Dataset rows for apps and sites:

··········

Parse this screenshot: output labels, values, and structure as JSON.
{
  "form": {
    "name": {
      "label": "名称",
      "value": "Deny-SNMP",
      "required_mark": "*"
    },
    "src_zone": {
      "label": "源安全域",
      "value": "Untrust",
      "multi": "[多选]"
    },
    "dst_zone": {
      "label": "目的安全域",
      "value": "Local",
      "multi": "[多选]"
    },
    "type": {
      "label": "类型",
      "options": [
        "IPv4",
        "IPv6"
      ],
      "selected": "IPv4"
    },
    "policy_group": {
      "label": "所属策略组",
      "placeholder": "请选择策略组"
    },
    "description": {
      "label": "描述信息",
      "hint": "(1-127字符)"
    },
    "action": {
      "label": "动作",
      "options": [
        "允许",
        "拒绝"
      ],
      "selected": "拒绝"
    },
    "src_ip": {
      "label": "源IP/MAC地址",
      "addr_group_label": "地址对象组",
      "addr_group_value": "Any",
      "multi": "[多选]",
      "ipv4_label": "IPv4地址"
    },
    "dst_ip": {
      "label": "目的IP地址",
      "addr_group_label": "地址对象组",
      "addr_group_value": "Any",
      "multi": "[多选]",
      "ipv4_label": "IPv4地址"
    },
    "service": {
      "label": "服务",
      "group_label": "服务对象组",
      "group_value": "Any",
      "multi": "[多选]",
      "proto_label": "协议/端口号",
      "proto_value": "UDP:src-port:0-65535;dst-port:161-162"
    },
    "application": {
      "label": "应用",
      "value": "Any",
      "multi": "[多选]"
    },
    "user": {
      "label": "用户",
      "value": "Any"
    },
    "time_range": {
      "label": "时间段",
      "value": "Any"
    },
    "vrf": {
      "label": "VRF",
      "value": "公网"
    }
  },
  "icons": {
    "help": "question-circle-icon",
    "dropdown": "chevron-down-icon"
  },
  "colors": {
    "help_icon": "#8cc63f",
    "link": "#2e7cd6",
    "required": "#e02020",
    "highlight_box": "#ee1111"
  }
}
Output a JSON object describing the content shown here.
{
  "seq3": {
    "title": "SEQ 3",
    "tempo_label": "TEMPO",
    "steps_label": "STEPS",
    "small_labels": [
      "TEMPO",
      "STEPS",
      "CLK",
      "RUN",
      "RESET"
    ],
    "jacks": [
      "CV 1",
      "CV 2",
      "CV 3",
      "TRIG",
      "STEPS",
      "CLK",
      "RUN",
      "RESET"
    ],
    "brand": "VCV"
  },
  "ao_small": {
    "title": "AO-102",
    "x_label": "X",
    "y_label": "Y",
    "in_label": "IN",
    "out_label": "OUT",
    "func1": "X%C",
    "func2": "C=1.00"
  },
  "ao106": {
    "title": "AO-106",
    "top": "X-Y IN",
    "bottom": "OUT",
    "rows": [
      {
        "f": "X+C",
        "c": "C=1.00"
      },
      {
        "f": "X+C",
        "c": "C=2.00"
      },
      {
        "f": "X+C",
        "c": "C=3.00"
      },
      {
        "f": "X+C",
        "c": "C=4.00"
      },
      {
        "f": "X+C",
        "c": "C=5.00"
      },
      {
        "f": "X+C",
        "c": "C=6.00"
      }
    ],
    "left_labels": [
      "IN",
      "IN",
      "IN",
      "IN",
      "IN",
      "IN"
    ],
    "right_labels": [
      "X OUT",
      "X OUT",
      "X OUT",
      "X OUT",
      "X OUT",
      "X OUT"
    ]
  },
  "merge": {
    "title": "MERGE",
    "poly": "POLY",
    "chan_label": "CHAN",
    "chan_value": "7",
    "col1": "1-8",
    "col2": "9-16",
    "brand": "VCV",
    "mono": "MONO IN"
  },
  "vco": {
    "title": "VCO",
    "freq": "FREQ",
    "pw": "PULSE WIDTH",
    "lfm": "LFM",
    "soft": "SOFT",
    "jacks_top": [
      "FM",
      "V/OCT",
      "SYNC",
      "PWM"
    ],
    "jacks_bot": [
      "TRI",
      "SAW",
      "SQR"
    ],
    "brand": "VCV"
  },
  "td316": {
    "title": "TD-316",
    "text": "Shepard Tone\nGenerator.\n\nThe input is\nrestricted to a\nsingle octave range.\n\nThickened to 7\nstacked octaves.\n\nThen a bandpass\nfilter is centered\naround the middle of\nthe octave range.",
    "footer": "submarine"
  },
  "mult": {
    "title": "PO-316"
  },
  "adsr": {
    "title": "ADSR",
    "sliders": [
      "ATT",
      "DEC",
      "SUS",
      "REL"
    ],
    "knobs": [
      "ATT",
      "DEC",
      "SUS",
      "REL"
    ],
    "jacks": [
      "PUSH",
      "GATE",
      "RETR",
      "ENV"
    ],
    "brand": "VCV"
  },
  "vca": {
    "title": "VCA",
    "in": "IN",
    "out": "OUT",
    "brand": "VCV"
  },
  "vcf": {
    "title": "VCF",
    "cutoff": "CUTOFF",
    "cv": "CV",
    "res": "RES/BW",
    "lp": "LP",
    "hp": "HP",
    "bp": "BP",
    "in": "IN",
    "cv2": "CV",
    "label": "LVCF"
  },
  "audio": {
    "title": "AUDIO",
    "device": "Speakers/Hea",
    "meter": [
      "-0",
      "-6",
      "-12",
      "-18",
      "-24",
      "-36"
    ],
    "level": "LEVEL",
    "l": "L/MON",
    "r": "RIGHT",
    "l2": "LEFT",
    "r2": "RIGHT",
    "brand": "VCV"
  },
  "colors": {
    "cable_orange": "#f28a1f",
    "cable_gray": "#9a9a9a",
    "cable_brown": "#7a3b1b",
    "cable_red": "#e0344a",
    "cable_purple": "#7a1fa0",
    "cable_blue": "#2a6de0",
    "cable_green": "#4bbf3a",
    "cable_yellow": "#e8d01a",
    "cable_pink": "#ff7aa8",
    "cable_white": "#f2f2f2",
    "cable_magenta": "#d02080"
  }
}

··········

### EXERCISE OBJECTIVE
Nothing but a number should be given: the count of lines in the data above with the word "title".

### RESULT
11